*** Opening of Data in this exercise ***

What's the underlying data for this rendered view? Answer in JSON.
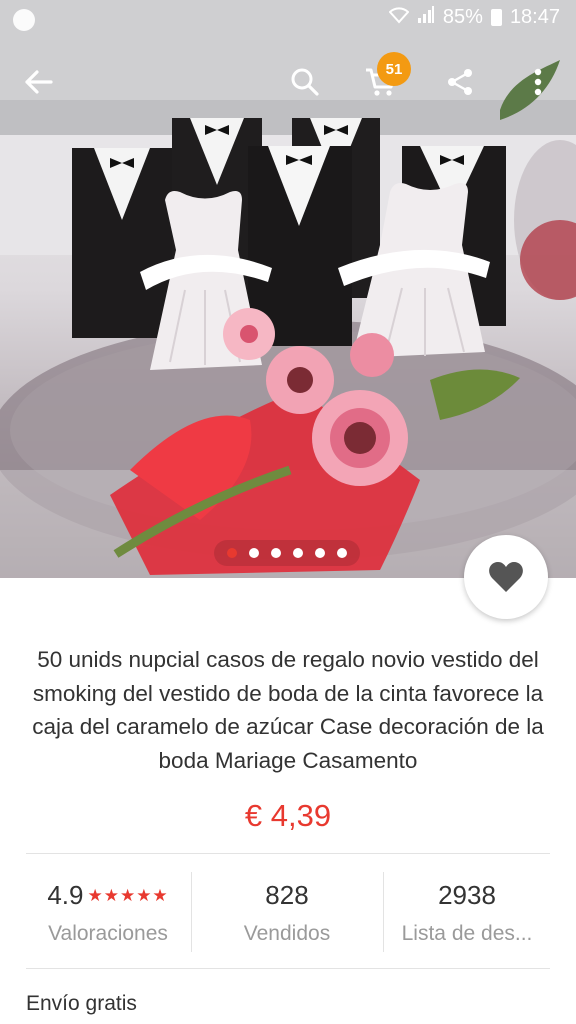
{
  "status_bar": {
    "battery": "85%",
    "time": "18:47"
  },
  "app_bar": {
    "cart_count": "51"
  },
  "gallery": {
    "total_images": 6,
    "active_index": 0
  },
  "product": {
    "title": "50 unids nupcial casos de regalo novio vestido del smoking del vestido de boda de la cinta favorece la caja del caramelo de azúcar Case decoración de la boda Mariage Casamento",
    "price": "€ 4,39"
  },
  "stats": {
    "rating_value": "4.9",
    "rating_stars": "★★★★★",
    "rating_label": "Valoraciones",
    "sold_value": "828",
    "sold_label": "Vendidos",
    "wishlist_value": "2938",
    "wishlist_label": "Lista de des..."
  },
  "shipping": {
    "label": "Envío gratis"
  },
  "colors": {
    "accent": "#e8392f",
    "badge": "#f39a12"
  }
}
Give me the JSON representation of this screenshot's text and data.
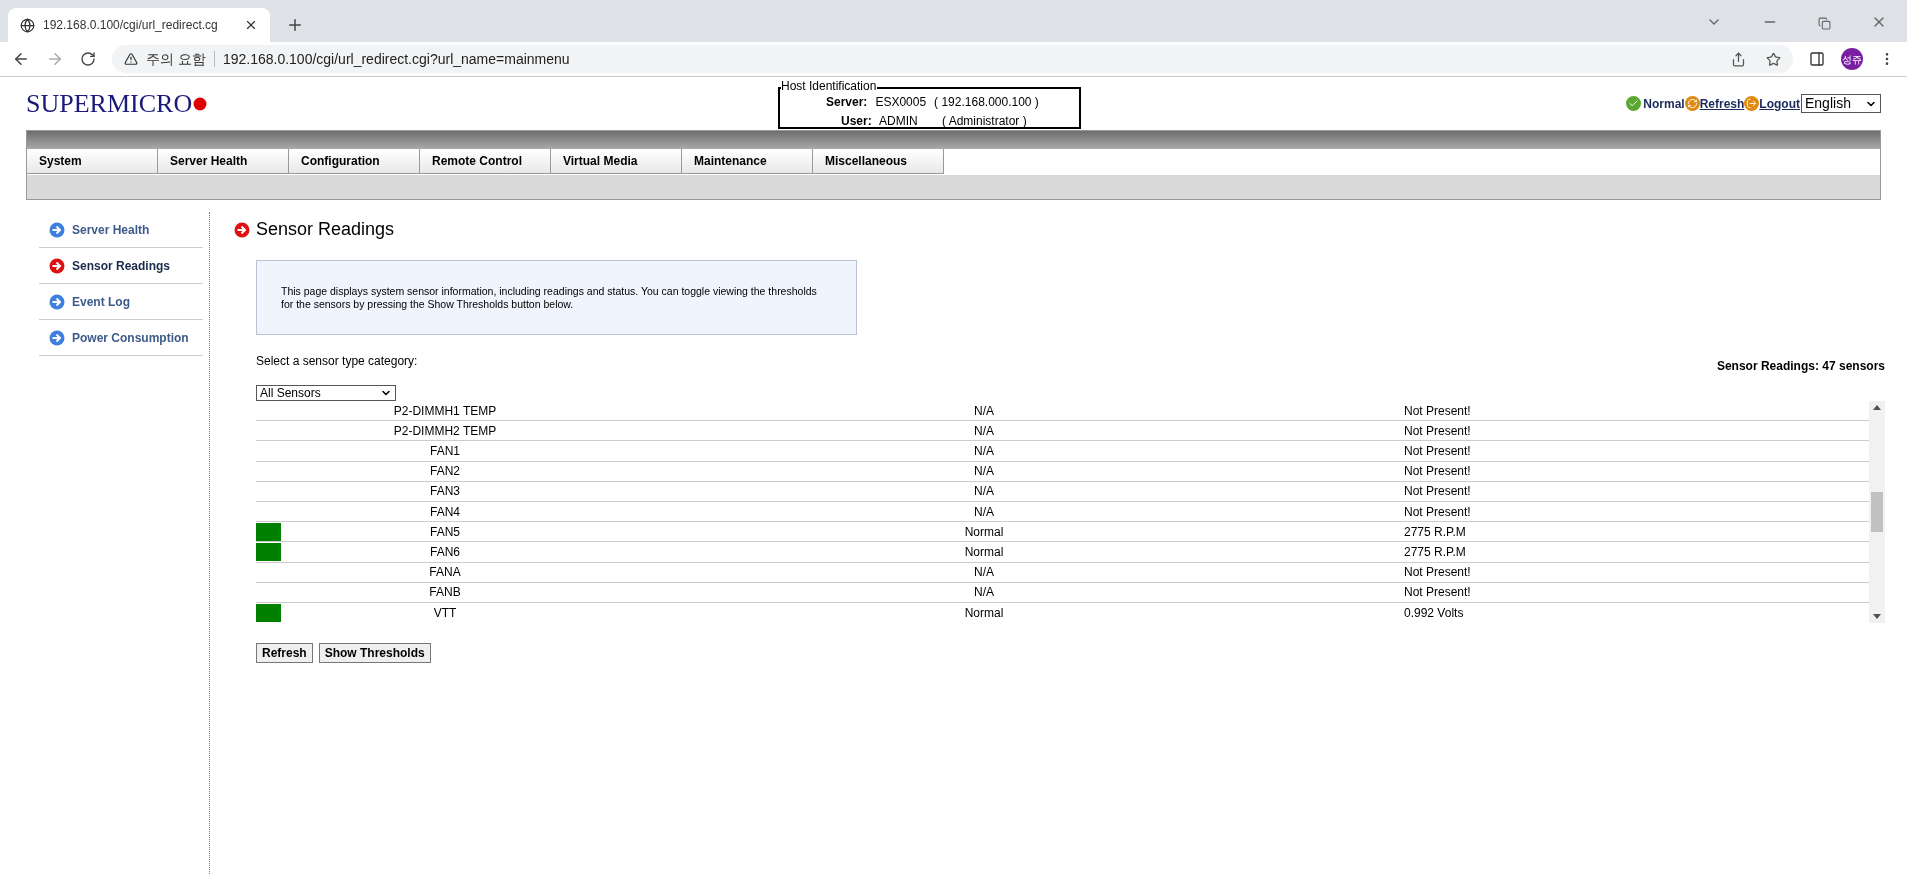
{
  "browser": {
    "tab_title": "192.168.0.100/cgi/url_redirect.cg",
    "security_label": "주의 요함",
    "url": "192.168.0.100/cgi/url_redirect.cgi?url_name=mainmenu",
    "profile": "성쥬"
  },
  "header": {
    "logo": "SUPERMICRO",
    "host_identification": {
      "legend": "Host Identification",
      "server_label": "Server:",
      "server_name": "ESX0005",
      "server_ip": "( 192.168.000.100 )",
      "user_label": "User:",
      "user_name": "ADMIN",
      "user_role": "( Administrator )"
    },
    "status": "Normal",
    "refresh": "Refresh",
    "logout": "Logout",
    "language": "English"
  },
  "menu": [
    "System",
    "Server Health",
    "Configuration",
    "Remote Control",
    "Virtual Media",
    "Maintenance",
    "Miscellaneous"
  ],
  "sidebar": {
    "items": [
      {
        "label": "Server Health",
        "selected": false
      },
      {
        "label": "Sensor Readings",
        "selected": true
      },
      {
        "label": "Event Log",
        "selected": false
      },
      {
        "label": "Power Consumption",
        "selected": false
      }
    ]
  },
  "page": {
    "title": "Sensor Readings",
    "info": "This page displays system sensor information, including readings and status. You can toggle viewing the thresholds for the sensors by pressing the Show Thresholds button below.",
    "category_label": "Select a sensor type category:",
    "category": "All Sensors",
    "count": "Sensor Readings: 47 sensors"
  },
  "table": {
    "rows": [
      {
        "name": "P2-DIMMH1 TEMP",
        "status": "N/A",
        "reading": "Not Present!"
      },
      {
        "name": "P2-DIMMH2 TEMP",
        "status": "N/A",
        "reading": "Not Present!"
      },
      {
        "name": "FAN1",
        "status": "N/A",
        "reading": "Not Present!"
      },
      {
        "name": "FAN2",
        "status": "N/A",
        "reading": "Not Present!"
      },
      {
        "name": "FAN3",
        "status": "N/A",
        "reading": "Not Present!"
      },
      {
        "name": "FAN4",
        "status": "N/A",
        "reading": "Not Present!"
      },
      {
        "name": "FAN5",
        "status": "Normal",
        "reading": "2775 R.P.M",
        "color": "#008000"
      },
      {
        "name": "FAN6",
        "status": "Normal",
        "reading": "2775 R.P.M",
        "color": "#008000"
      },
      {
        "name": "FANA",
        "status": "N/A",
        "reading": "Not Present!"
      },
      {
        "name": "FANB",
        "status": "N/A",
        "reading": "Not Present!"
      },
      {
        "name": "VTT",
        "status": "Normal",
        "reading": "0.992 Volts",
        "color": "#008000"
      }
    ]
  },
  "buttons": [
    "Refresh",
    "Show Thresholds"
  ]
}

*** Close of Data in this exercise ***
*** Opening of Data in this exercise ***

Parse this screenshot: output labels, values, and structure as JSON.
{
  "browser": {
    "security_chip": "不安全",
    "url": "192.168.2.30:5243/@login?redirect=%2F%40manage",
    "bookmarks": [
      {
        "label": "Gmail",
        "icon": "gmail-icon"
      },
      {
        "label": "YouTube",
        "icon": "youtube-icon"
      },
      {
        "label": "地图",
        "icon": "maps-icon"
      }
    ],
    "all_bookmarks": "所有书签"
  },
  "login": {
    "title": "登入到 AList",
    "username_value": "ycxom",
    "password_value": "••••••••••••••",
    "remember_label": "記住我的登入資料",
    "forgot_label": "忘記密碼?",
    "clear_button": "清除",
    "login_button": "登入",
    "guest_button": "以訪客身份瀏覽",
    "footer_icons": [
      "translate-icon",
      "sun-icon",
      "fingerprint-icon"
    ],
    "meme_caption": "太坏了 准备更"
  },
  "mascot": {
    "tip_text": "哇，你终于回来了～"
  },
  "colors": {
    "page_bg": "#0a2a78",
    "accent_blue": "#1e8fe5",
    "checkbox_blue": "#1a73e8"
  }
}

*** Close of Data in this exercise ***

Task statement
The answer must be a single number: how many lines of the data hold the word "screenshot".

Response for this exercise
2